The military intelligence officers continued to grill him, insisting he had information. He said that during that detention he was driven from Baragoni to an area nearby. One afternoon he complained of feeling ill. Guards took him outside to a pond where he vomited. Through his loosened blindfold he was able to glimpse crocodiles on the berm of the pond.
Why were crocodiles being kept inside a military base, he wondered.
Msellem said soldiers later threatened that he’d be fed to the crocodiles like others had been if he didn’t cooperate. After two weeks he was transferred to the port town of Mombasa, to the south, and held several months at the infamous Shimo La Tewa prison in a wing reserved for terrorists. Msellem eventually was taken into court, where he was acquitted of all murder and terror-related charges for lack of evidence (a wanted Al shabaab militant had been in contact with him by phone leading police his way.)
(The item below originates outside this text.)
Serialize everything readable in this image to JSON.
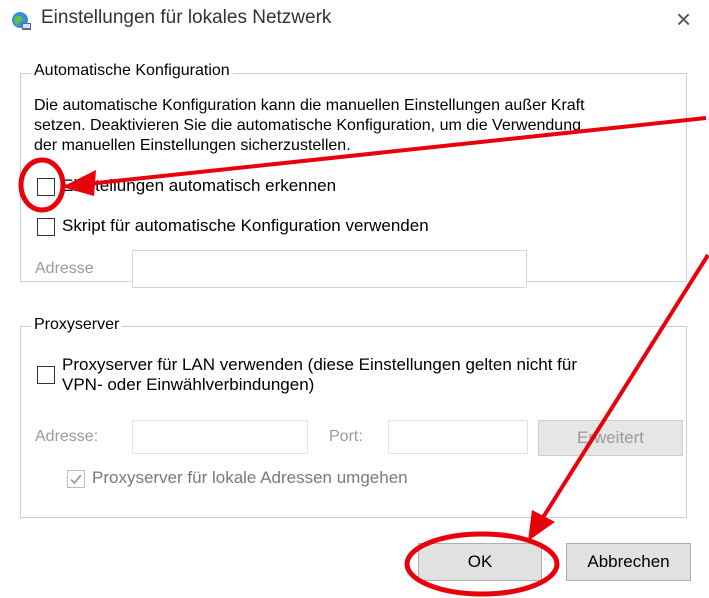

When I interviewed Msellem, he was grimly philosophical. Although he did not see or talk to any U.S. personnel, as far as he knew, he had no doubt they played some role behind the scenes. “The Americans are very complicated, aren’t they? On the one hand they are helping us by building roads, dispensaries, schools, but they also seem to want to kill”
For information from inside the Baragoni base, I spoke with a man who identified himself as a Western-trained Kenyan Special Forces soldier serving with one of the SF battalions.
This soldier described to me the process of “enhanced interrogation”—used at Baragoni military base. He confirmed that people were were going to pay up.”
Operation Linda Boni: Gains Against Jaysh Ayman Terrorists
In vast forest, the government has established a military camp; nine police stations fully staffed with staff, the police stations hosts the anti-terrorism unit for profiling and prosecution of suspected terrorists.
The government is in the process of establishing a permanent Kenya Wildlife Service camp with paramilitary rangers and combat trained forest officers.
During the operations, camps have been discovered and several weapons recovered.
Security forces drawn from KDF army, General Service Unit and regular police operations have been able to recover more than a tonne of food supplies, guns and ammunition, improvised explosive devices (IEDs) and bomb-making materials in trenches.
Residents neighbouring the forest, Bondhei, Pandanguo, Witu and Pangani – which are in Garissa and Tana River counties have been very collaborative with security apparatus and have confirmed that security is sufficient.
Sources: Jamestown.org & Daily Beast News